Partnership is the key to a flourishing Lifescience Industry

DISCOVERING HEALTH TECHNOLOGY

Written by the sector, for the sector.
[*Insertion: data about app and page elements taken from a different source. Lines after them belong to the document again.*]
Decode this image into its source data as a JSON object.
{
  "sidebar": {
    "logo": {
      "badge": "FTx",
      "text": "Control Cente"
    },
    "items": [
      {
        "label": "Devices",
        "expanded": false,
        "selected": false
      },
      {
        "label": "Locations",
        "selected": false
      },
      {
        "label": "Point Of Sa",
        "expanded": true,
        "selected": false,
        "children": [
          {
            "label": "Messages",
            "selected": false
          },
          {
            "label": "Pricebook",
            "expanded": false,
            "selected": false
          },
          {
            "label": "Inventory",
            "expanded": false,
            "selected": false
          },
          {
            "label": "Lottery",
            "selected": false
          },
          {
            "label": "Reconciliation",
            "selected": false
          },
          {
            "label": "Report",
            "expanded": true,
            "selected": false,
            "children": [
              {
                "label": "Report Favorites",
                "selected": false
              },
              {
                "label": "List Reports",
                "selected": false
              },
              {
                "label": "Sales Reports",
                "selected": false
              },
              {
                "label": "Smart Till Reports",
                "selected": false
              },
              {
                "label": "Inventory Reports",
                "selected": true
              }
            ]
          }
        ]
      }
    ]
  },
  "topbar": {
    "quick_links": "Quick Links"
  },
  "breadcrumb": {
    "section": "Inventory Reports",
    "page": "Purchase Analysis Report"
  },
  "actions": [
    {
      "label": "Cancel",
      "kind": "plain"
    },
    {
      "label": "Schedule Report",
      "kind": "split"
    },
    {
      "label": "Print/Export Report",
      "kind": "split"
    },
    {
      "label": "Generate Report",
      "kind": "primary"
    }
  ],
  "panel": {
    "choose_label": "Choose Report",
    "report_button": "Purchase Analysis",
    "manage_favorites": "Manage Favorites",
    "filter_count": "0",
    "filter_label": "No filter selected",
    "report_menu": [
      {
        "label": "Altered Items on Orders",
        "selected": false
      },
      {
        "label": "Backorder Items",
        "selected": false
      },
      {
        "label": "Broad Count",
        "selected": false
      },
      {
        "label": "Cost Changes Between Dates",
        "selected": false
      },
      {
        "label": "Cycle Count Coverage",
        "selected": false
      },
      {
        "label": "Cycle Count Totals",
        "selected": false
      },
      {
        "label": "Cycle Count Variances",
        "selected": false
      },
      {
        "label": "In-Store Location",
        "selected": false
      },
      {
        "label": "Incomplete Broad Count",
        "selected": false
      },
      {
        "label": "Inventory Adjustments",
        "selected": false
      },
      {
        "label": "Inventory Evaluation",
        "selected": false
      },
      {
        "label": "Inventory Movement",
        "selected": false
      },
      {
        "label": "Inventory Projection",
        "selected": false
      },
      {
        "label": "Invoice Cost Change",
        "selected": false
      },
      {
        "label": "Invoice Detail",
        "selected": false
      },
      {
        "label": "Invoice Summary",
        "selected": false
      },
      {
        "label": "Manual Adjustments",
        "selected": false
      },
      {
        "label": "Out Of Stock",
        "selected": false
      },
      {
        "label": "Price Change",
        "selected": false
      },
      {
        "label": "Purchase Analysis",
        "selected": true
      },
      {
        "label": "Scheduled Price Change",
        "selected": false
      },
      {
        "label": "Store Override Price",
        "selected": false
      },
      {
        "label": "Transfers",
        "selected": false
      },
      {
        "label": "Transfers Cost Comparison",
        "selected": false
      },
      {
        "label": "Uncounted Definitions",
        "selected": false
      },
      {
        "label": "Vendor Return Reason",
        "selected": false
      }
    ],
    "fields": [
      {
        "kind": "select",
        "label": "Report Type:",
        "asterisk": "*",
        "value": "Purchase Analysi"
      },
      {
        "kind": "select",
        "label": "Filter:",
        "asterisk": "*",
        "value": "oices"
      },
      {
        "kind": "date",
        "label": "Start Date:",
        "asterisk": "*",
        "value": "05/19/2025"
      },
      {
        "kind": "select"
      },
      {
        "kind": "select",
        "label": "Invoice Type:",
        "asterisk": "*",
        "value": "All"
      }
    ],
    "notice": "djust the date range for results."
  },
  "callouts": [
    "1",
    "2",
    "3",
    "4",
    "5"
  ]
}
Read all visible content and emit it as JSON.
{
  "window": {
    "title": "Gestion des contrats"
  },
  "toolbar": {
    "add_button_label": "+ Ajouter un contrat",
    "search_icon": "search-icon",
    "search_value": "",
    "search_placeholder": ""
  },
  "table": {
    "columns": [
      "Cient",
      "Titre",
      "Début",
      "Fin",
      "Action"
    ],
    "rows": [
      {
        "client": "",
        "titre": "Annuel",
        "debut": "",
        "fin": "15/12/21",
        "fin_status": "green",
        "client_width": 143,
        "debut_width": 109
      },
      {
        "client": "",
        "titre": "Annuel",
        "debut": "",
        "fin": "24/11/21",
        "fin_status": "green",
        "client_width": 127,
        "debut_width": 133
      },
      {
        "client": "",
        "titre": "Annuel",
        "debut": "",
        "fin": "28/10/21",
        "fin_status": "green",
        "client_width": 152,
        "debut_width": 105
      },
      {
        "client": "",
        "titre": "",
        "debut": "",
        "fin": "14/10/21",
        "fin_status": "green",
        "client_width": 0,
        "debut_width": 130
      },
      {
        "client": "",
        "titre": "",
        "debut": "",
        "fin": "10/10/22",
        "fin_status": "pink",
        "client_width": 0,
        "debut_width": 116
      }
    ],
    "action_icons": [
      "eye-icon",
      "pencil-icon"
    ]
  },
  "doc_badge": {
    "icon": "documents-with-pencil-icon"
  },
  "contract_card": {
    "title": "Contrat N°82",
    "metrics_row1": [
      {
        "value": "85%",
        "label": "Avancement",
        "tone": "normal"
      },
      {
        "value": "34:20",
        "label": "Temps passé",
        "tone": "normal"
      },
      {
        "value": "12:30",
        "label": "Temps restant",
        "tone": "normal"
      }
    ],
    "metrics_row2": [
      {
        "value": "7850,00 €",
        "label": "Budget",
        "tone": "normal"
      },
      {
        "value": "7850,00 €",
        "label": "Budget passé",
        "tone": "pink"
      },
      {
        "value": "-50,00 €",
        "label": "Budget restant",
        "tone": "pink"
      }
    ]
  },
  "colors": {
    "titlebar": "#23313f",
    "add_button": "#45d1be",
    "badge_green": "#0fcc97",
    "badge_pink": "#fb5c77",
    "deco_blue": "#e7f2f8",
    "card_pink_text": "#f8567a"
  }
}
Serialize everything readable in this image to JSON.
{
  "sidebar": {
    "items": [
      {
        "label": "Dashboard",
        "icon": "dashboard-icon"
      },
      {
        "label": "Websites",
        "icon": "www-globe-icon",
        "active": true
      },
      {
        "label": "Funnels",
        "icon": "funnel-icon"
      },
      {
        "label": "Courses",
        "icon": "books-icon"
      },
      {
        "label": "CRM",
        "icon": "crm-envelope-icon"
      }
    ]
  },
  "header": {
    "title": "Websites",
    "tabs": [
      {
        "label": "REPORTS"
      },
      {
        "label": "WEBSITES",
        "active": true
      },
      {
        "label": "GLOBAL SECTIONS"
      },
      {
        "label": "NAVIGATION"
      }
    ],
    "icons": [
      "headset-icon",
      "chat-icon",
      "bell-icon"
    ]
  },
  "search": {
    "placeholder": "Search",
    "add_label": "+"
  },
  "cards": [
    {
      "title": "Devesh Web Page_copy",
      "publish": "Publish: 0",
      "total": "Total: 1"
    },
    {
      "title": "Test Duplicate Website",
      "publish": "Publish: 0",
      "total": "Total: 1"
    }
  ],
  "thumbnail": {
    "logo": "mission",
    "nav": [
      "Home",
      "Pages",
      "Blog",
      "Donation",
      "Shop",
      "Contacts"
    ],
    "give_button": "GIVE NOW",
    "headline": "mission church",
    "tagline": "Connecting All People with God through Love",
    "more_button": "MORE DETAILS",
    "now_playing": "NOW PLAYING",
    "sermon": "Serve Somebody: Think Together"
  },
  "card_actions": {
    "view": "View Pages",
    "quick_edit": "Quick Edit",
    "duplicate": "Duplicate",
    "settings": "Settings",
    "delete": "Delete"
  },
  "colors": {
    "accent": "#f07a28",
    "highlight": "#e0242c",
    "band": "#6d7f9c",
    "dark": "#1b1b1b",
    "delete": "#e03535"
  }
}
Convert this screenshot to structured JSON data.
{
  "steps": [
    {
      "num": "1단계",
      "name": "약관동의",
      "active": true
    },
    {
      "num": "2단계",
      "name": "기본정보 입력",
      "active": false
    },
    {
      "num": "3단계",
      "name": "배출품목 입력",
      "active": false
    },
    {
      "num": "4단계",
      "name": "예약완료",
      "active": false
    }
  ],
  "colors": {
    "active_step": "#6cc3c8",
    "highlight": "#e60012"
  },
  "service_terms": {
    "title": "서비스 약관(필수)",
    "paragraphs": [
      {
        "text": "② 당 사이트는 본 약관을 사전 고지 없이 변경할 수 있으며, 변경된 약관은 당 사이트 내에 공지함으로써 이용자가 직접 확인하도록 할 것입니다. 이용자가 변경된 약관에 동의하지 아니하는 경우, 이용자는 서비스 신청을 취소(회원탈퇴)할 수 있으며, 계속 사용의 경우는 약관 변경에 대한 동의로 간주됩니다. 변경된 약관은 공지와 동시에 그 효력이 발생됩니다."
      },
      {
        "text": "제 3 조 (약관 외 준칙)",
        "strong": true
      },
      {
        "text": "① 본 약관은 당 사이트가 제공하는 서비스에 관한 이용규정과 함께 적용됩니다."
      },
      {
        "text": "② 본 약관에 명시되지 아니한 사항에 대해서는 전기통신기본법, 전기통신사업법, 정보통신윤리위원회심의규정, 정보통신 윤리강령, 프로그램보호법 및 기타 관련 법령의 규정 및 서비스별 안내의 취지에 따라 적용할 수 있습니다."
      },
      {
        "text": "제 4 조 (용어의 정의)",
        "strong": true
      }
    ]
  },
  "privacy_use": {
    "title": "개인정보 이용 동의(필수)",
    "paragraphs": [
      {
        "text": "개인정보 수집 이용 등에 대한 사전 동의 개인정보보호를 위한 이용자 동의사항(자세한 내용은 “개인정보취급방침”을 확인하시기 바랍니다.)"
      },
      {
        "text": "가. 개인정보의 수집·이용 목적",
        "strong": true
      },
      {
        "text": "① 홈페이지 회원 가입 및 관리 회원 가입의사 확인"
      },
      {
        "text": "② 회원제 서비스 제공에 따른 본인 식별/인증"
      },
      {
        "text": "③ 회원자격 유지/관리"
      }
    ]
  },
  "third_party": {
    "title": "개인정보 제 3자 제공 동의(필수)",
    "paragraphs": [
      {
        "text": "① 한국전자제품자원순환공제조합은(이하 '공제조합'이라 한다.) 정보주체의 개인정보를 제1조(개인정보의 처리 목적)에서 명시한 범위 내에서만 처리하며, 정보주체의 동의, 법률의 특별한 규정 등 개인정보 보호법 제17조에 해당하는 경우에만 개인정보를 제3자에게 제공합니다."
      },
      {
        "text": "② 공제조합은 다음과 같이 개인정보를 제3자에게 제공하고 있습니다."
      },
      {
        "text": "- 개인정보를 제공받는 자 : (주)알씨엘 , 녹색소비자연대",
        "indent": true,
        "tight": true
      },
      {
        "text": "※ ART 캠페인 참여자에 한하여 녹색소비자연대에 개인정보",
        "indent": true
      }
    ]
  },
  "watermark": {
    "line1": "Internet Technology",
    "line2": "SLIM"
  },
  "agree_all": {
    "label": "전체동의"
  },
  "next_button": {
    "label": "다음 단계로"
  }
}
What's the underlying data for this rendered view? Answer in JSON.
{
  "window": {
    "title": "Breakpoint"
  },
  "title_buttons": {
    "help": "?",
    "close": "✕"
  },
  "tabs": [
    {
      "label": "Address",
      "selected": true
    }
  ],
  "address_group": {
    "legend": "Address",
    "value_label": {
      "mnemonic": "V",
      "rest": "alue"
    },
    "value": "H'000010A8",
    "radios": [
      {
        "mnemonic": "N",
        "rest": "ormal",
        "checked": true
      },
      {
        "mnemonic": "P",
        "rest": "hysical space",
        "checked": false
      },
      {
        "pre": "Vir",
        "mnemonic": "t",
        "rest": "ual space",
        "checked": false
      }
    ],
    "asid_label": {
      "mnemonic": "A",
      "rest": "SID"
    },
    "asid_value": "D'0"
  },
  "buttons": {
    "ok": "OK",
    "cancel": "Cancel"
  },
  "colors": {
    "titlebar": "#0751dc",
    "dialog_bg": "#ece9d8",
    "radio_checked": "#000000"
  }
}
In print and online, Lifescience Industry magazine is supported by some of the UK’s most respected medical organisations.

Partner organisations Medilink UK Partners

National & Regional Partners

Medilink East Midlands BioCity Nottingham Pennyfoot Street Nottingham NG1 1GF Tel: +44 (0)115 822 3154 www.medilinkem.com

Medilink West Midlands 4 Greenfield Crescent Edgbaston Birmingham B15 3BE Tel: +44 (0)121 452 5630 www.medilinkwm.co.uk

Medilink North of England Hydra House Hydra Business Park Nether Lane Sheffield S35 9ZX Tel: +44 (0)114 232 9292 www.medilink.co.uk

MediWales The Maltings East Tyndall Street Cardiff CF24 5EA Tel: +44 (0)29 2047 3456 www.mediwales.com

Workplace Churchgate House 56 Oxford Street Manchester M16EU Tel: +44 (0)7734 383 407

South East Health Technologies Alliance Lancaster’s West End Lane Henfield West Sussex BN5 9RB Tel: +44 (0)7905 201857 www.sehta.co.uk

Medilink South West c/o Institute of Bio-Sensing Technology University of the West of England Coldharbour Lane Bristol BS16 1QY 44 www.medilinksw.co.uk

BioPartner UK 16 Old Queen Street London SW1H 9HP Tel: +44 (0)20 7193 7815 www.biopartner.co.uk

Life Sciences Hub Wales 3 Assembly Square Cardiff CF10 4PL Tel: +44 (0)29 2046 7030 www.lshubwales.com

ABHI 107 Gray’s Inn Road London WC1X 8TZ Tel: +44 (0)20 7960 4360 www.abhi.org.uk

MedCity 4 Christopher St London EC2A 2BS Tel: +44 (0)20 3179 8100 www.medcityhq.com

Edgbaston Medical Quarter Calthorpe Estates 76 Hagley Road Edgbaston Birmingham B16 8LU Tel: +44 (0)121 248 7676 www.emq.org.uk

West of England Academic Health Science Network South Plaza Marlborough Street Bristol BS1 3NX Future Space UWE North Gate Filton Road Stoke Gifford Bristol BS34 8RB Te: +44 (0)117 900 2604 www.weahsn.net